service EmployeeService

    function getEmployees() returns(Employee[])
        records Employee[0]; // define an empty array of records
        get records; // retrieve records from the database
        return (records); // return the records       
    function addEmployee(emp Employee in) returns (boolean)
    		add remp;
    		return (true);
    	onException (ex AnyException)
    		return (false);

  • In EGL, code is organized in packages (like Java (programming language))
  • The first function, getEmployees, returns an array of records populated from the records in a database.
  • The second function, addEmployee adds a new record to the database and returns a true or false depending on whether the record was added successfully.


The main component of a Rich UI application is a Rich UI handler part. These parts are generated into JavaScript.

package com.mycompany.ui;

import dojo.widgets.DojoGrid;
import dojo.widgets.DojoGridColumn;

handler EmployeeView type RUIhandler { initialUI = [ grid ], 
                                       onConstructionFunction = start, 
                                       cssFile = "main.css" }

    grid DojoGrid { behaviors = [ ], headerBehaviors = [ ], columns = [
                    new DojoGridColumn { displayName = "First Name", name = "FIRSTNAME" },
                    new DojoGridColumn { displayName = "Last Name", name = "LASTNAME" },
                    new DojoGridColumn { displayName = "Salary", name = "SALARY" }
            ] };

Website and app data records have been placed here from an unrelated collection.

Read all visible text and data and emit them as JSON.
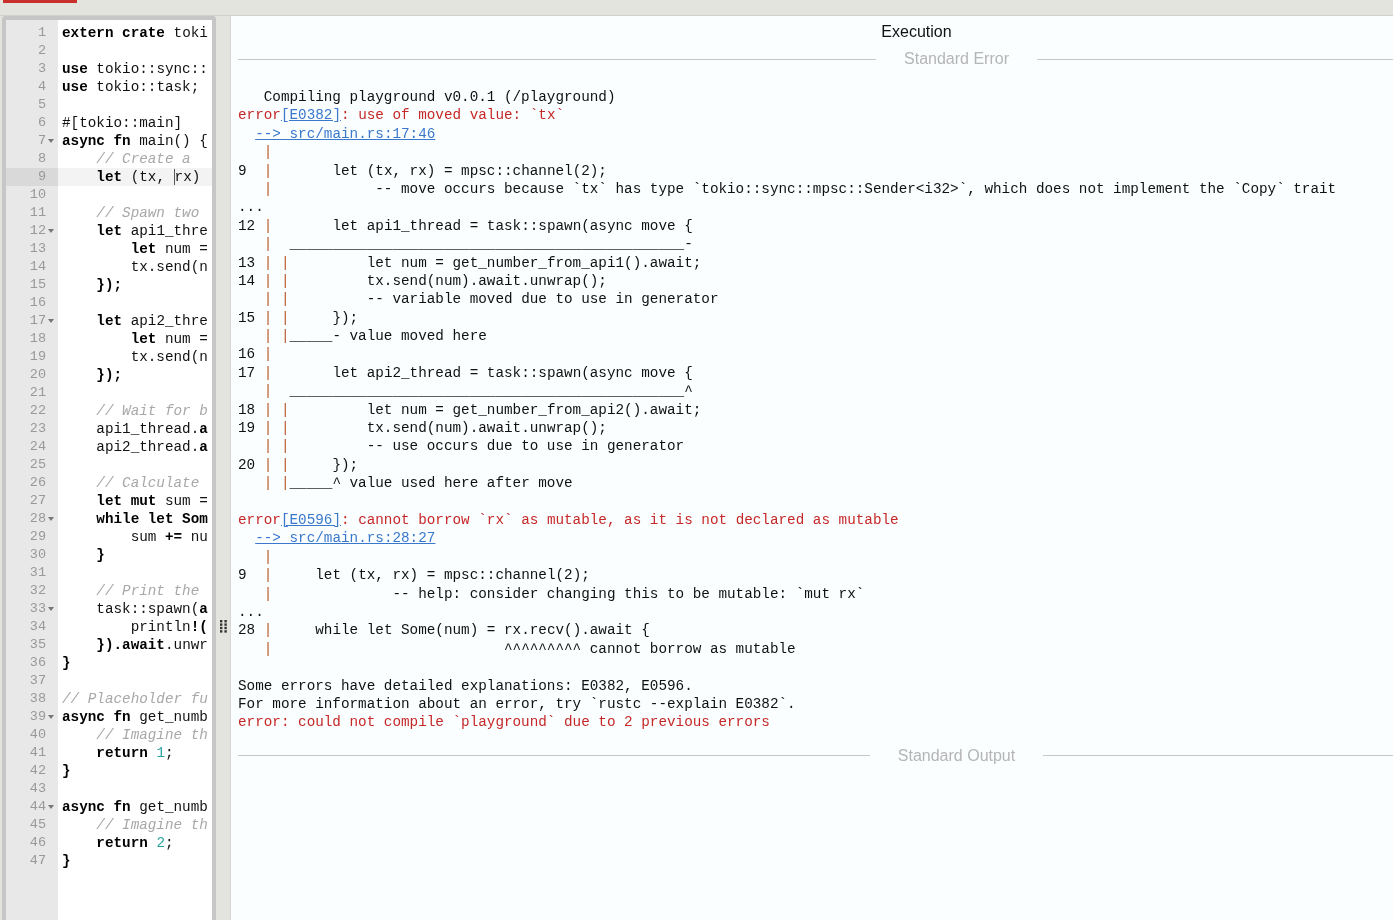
{
  "editor": {
    "lines": [
      {
        "n": "1",
        "foldable": false,
        "current": false,
        "segments": [
          {
            "kind": "bold",
            "text": "extern crate"
          },
          {
            "kind": "plain",
            "text": " toki"
          }
        ]
      },
      {
        "n": "2",
        "foldable": false,
        "current": false
      },
      {
        "n": "3",
        "foldable": false,
        "current": false,
        "segments": [
          {
            "kind": "bold",
            "text": "use"
          },
          {
            "kind": "plain",
            "text": " tokio::sync::"
          }
        ]
      },
      {
        "n": "4",
        "foldable": false,
        "current": false,
        "segments": [
          {
            "kind": "bold",
            "text": "use"
          },
          {
            "kind": "plain",
            "text": " tokio::task;"
          }
        ]
      },
      {
        "n": "5",
        "foldable": false,
        "current": false
      },
      {
        "n": "6",
        "foldable": false,
        "current": false,
        "segments": [
          {
            "kind": "plain",
            "text": "#[tokio::main]"
          }
        ]
      },
      {
        "n": "7",
        "foldable": true,
        "current": false,
        "segments": [
          {
            "kind": "bold",
            "text": "async fn"
          },
          {
            "kind": "plain",
            "text": " main() {"
          }
        ]
      },
      {
        "n": "8",
        "foldable": false,
        "current": false,
        "segments": [
          {
            "kind": "comment",
            "text": "    // Create a"
          }
        ]
      },
      {
        "n": "9",
        "foldable": false,
        "current": true,
        "segments": [
          {
            "kind": "bold",
            "text": "    let"
          },
          {
            "kind": "plain",
            "text": " (tx, "
          },
          {
            "kind": "cursor",
            "text": "rx)"
          }
        ]
      },
      {
        "n": "10",
        "foldable": false,
        "current": false
      },
      {
        "n": "11",
        "foldable": false,
        "current": false,
        "segments": [
          {
            "kind": "comment",
            "text": "    // Spawn two"
          }
        ]
      },
      {
        "n": "12",
        "foldable": true,
        "current": false,
        "segments": [
          {
            "kind": "bold",
            "text": "    let"
          },
          {
            "kind": "plain",
            "text": " api1_thre"
          }
        ]
      },
      {
        "n": "13",
        "foldable": false,
        "current": false,
        "segments": [
          {
            "kind": "bold",
            "text": "        let"
          },
          {
            "kind": "plain",
            "text": " num ="
          }
        ]
      },
      {
        "n": "14",
        "foldable": false,
        "current": false,
        "segments": [
          {
            "kind": "plain",
            "text": "        tx.send(n"
          }
        ]
      },
      {
        "n": "15",
        "foldable": false,
        "current": false,
        "segments": [
          {
            "kind": "bold",
            "text": "    });"
          }
        ]
      },
      {
        "n": "16",
        "foldable": false,
        "current": false
      },
      {
        "n": "17",
        "foldable": true,
        "current": false,
        "segments": [
          {
            "kind": "bold",
            "text": "    let"
          },
          {
            "kind": "plain",
            "text": " api2_thre"
          }
        ]
      },
      {
        "n": "18",
        "foldable": false,
        "current": false,
        "segments": [
          {
            "kind": "bold",
            "text": "        let"
          },
          {
            "kind": "plain",
            "text": " num ="
          }
        ]
      },
      {
        "n": "19",
        "foldable": false,
        "current": false,
        "segments": [
          {
            "kind": "plain",
            "text": "        tx.send(n"
          }
        ]
      },
      {
        "n": "20",
        "foldable": false,
        "current": false,
        "segments": [
          {
            "kind": "bold",
            "text": "    });"
          }
        ]
      },
      {
        "n": "21",
        "foldable": false,
        "current": false
      },
      {
        "n": "22",
        "foldable": false,
        "current": false,
        "segments": [
          {
            "kind": "comment",
            "text": "    // Wait for b"
          }
        ]
      },
      {
        "n": "23",
        "foldable": false,
        "current": false,
        "segments": [
          {
            "kind": "plain",
            "text": "    api1_thread."
          },
          {
            "kind": "bold",
            "text": "a"
          }
        ]
      },
      {
        "n": "24",
        "foldable": false,
        "current": false,
        "segments": [
          {
            "kind": "plain",
            "text": "    api2_thread."
          },
          {
            "kind": "bold",
            "text": "a"
          }
        ]
      },
      {
        "n": "25",
        "foldable": false,
        "current": false
      },
      {
        "n": "26",
        "foldable": false,
        "current": false,
        "segments": [
          {
            "kind": "comment",
            "text": "    // Calculate"
          }
        ]
      },
      {
        "n": "27",
        "foldable": false,
        "current": false,
        "segments": [
          {
            "kind": "bold",
            "text": "    let mut"
          },
          {
            "kind": "plain",
            "text": " sum ="
          }
        ]
      },
      {
        "n": "28",
        "foldable": true,
        "current": false,
        "segments": [
          {
            "kind": "bold",
            "text": "    while let Som"
          }
        ]
      },
      {
        "n": "29",
        "foldable": false,
        "current": false,
        "segments": [
          {
            "kind": "plain",
            "text": "        sum "
          },
          {
            "kind": "bold",
            "text": "+="
          },
          {
            "kind": "plain",
            "text": " nu"
          }
        ]
      },
      {
        "n": "30",
        "foldable": false,
        "current": false,
        "segments": [
          {
            "kind": "bold",
            "text": "    }"
          }
        ]
      },
      {
        "n": "31",
        "foldable": false,
        "current": false
      },
      {
        "n": "32",
        "foldable": false,
        "current": false,
        "segments": [
          {
            "kind": "comment",
            "text": "    // Print the"
          }
        ]
      },
      {
        "n": "33",
        "foldable": true,
        "current": false,
        "segments": [
          {
            "kind": "plain",
            "text": "    task::spawn("
          },
          {
            "kind": "bold",
            "text": "a"
          }
        ]
      },
      {
        "n": "34",
        "foldable": false,
        "current": false,
        "segments": [
          {
            "kind": "plain",
            "text": "        println"
          },
          {
            "kind": "bold",
            "text": "!("
          }
        ]
      },
      {
        "n": "35",
        "foldable": false,
        "current": false,
        "segments": [
          {
            "kind": "bold",
            "text": "    }).await"
          },
          {
            "kind": "plain",
            "text": ".unwr"
          }
        ]
      },
      {
        "n": "36",
        "foldable": false,
        "current": false,
        "segments": [
          {
            "kind": "bold",
            "text": "}"
          }
        ]
      },
      {
        "n": "37",
        "foldable": false,
        "current": false
      },
      {
        "n": "38",
        "foldable": false,
        "current": false,
        "segments": [
          {
            "kind": "comment",
            "text": "// Placeholder fu"
          }
        ]
      },
      {
        "n": "39",
        "foldable": true,
        "current": false,
        "segments": [
          {
            "kind": "bold",
            "text": "async fn"
          },
          {
            "kind": "plain",
            "text": " get_numb"
          }
        ]
      },
      {
        "n": "40",
        "foldable": false,
        "current": false,
        "segments": [
          {
            "kind": "comment",
            "text": "    // Imagine th"
          }
        ]
      },
      {
        "n": "41",
        "foldable": false,
        "current": false,
        "segments": [
          {
            "kind": "bold",
            "text": "    return "
          },
          {
            "kind": "number",
            "text": "1"
          },
          {
            "kind": "plain",
            "text": ";"
          }
        ]
      },
      {
        "n": "42",
        "foldable": false,
        "current": false,
        "segments": [
          {
            "kind": "bold",
            "text": "}"
          }
        ]
      },
      {
        "n": "43",
        "foldable": false,
        "current": false
      },
      {
        "n": "44",
        "foldable": true,
        "current": false,
        "segments": [
          {
            "kind": "bold",
            "text": "async fn"
          },
          {
            "kind": "plain",
            "text": " get_numb"
          }
        ]
      },
      {
        "n": "45",
        "foldable": false,
        "current": false,
        "segments": [
          {
            "kind": "comment",
            "text": "    // Imagine th"
          }
        ]
      },
      {
        "n": "46",
        "foldable": false,
        "current": false,
        "segments": [
          {
            "kind": "bold",
            "text": "    return "
          },
          {
            "kind": "number",
            "text": "2"
          },
          {
            "kind": "plain",
            "text": ";"
          }
        ]
      },
      {
        "n": "47",
        "foldable": false,
        "current": false,
        "segments": [
          {
            "kind": "bold",
            "text": "}"
          }
        ]
      }
    ]
  },
  "output": {
    "title": "Execution",
    "sections": [
      {
        "heading": "Standard Error",
        "lines": [
          {
            "kind": "text",
            "segments": [
              {
                "kind": "plain",
                "text": "   Compiling playground v0.0.1 (/playground)"
              }
            ]
          },
          {
            "kind": "text",
            "segments": [
              {
                "kind": "error",
                "text": "error"
              },
              {
                "kind": "link",
                "text": "[E0382]"
              },
              {
                "kind": "error",
                "text": ": use of moved value: `tx`"
              }
            ]
          },
          {
            "kind": "location",
            "link": "--> src/main.rs:17:46"
          },
          {
            "kind": "text",
            "segments": [
              {
                "kind": "gutter",
                "text": "   |"
              }
            ]
          },
          {
            "kind": "text",
            "segments": [
              {
                "kind": "plain",
                "text": "9  "
              },
              {
                "kind": "gutter",
                "text": "|"
              },
              {
                "kind": "plain",
                "text": "       let (tx, rx) = mpsc::channel(2);"
              }
            ]
          },
          {
            "kind": "text",
            "segments": [
              {
                "kind": "gutter",
                "text": "   |"
              },
              {
                "kind": "plain",
                "text": "            -- move occurs because `tx` has type `tokio::sync::mpsc::Sender<i32>`, which does not implement the `Copy` trait"
              }
            ]
          },
          {
            "kind": "text",
            "segments": [
              {
                "kind": "plain",
                "text": "..."
              }
            ]
          },
          {
            "kind": "text",
            "segments": [
              {
                "kind": "plain",
                "text": "12 "
              },
              {
                "kind": "gutter",
                "text": "|"
              },
              {
                "kind": "plain",
                "text": "       let api1_thread = task::spawn(async move {"
              }
            ]
          },
          {
            "kind": "text",
            "segments": [
              {
                "kind": "gutter",
                "text": "   |"
              },
              {
                "kind": "plain",
                "text": "  ______________________________________________-"
              }
            ]
          },
          {
            "kind": "text",
            "segments": [
              {
                "kind": "plain",
                "text": "13 "
              },
              {
                "kind": "gutter",
                "text": "| |"
              },
              {
                "kind": "plain",
                "text": "         let num = get_number_from_api1().await;"
              }
            ]
          },
          {
            "kind": "text",
            "segments": [
              {
                "kind": "plain",
                "text": "14 "
              },
              {
                "kind": "gutter",
                "text": "| |"
              },
              {
                "kind": "plain",
                "text": "         tx.send(num).await.unwrap();"
              }
            ]
          },
          {
            "kind": "text",
            "segments": [
              {
                "kind": "gutter",
                "text": "   | |"
              },
              {
                "kind": "plain",
                "text": "         -- variable moved due to use in generator"
              }
            ]
          },
          {
            "kind": "text",
            "segments": [
              {
                "kind": "plain",
                "text": "15 "
              },
              {
                "kind": "gutter",
                "text": "| |"
              },
              {
                "kind": "plain",
                "text": "     });"
              }
            ]
          },
          {
            "kind": "text",
            "segments": [
              {
                "kind": "gutter",
                "text": "   | |"
              },
              {
                "kind": "plain",
                "text": "_____- value moved here"
              }
            ]
          },
          {
            "kind": "text",
            "segments": [
              {
                "kind": "plain",
                "text": "16 "
              },
              {
                "kind": "gutter",
                "text": "|"
              }
            ]
          },
          {
            "kind": "text",
            "segments": [
              {
                "kind": "plain",
                "text": "17 "
              },
              {
                "kind": "gutter",
                "text": "|"
              },
              {
                "kind": "plain",
                "text": "       let api2_thread = task::spawn(async move {"
              }
            ]
          },
          {
            "kind": "text",
            "segments": [
              {
                "kind": "gutter",
                "text": "   |"
              },
              {
                "kind": "plain",
                "text": "  ______________________________________________^"
              }
            ]
          },
          {
            "kind": "text",
            "segments": [
              {
                "kind": "plain",
                "text": "18 "
              },
              {
                "kind": "gutter",
                "text": "| |"
              },
              {
                "kind": "plain",
                "text": "         let num = get_number_from_api2().await;"
              }
            ]
          },
          {
            "kind": "text",
            "segments": [
              {
                "kind": "plain",
                "text": "19 "
              },
              {
                "kind": "gutter",
                "text": "| |"
              },
              {
                "kind": "plain",
                "text": "         tx.send(num).await.unwrap();"
              }
            ]
          },
          {
            "kind": "text",
            "segments": [
              {
                "kind": "gutter",
                "text": "   | |"
              },
              {
                "kind": "plain",
                "text": "         -- use occurs due to use in generator"
              }
            ]
          },
          {
            "kind": "text",
            "segments": [
              {
                "kind": "plain",
                "text": "20 "
              },
              {
                "kind": "gutter",
                "text": "| |"
              },
              {
                "kind": "plain",
                "text": "     });"
              }
            ]
          },
          {
            "kind": "text",
            "segments": [
              {
                "kind": "gutter",
                "text": "   | |"
              },
              {
                "kind": "plain",
                "text": "_____^ value used here after move"
              }
            ]
          },
          {
            "kind": "blank"
          },
          {
            "kind": "text",
            "segments": [
              {
                "kind": "error",
                "text": "error"
              },
              {
                "kind": "link",
                "text": "[E0596]"
              },
              {
                "kind": "error",
                "text": ": cannot borrow `rx` as mutable, as it is not declared as mutable"
              }
            ]
          },
          {
            "kind": "location",
            "link": "--> src/main.rs:28:27"
          },
          {
            "kind": "text",
            "segments": [
              {
                "kind": "gutter",
                "text": "   |"
              }
            ]
          },
          {
            "kind": "text",
            "segments": [
              {
                "kind": "plain",
                "text": "9  "
              },
              {
                "kind": "gutter",
                "text": "|"
              },
              {
                "kind": "plain",
                "text": "     let (tx, rx) = mpsc::channel(2);"
              }
            ]
          },
          {
            "kind": "text",
            "segments": [
              {
                "kind": "gutter",
                "text": "   |"
              },
              {
                "kind": "plain",
                "text": "              -- help: consider changing this to be mutable: `mut rx`"
              }
            ]
          },
          {
            "kind": "text",
            "segments": [
              {
                "kind": "plain",
                "text": "..."
              }
            ]
          },
          {
            "kind": "text",
            "segments": [
              {
                "kind": "plain",
                "text": "28 "
              },
              {
                "kind": "gutter",
                "text": "|"
              },
              {
                "kind": "plain",
                "text": "     while let Some(num) = rx.recv().await {"
              }
            ]
          },
          {
            "kind": "text",
            "segments": [
              {
                "kind": "gutter",
                "text": "   |"
              },
              {
                "kind": "plain",
                "text": "                           ^^^^^^^^^ cannot borrow as mutable"
              }
            ]
          },
          {
            "kind": "blank"
          },
          {
            "kind": "text",
            "segments": [
              {
                "kind": "plain",
                "text": "Some errors have detailed explanations: E0382, E0596."
              }
            ]
          },
          {
            "kind": "text",
            "segments": [
              {
                "kind": "plain",
                "text": "For more information about an error, try `rustc --explain E0382`."
              }
            ]
          },
          {
            "kind": "text",
            "segments": [
              {
                "kind": "error",
                "text": "error: could not compile `playground` due to 2 previous errors"
              }
            ]
          }
        ]
      },
      {
        "heading": "Standard Output"
      }
    ]
  }
}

    function start()
        svc EmployeeService { };
        call svc.getEmployees () returning to displayEmployees;

    function displayEmployees(retResult Employee [ ] in) = retResult as any [ ];

Web 2.0 with EGL[edit]

In December 2008, IBM introduced new technology, EGL Rich UI, to simplify the creation of Web 2.0-style rich web applications. This technology simplifies development by hiding the complexities of Ajax, JavaScript, REST, and SOAP from the developer, which enables them to focus on the business requirement and not on the underlying technologies.

Commercial Products[edit]

EGL programming tools are available as an Eclipse-based[2] commercial product, the Rational Business Developer and also in the EGL edition of Rational Developer for System z.

EGL is a target language for modernization of legacy applications because of the language semantics affinity with procedural languages and legacy 4th generation languages:

  • a set of conversion tools available within the Rational Business Developer product provide automated the conversion from older and stabilized IBM and Informix 4th generation languages
  • a set of IBM service offerings and complementary products (Rational Migration Extension for Natural, Rational Migration Extension for System i, Rational Migration Extension for CA-products) provide the ability to convert from Software AG Natural, IBM RPG, CA Cool:Gen and CA Ideal/Datacom to EGL

Tools for searching large EGL code bases, comparing individual EGL files for changes, and detecting duplicated code are available from Semantic Designs[3]


Further reading[edit]

  • Enterprise Web 2.0 with EGL, ISBN 978-1-58347-091-6.
  • Developing Web 2.0 Applications with EGL for IBM i, ISBN 978-1-58347-089-3.

External links[edit]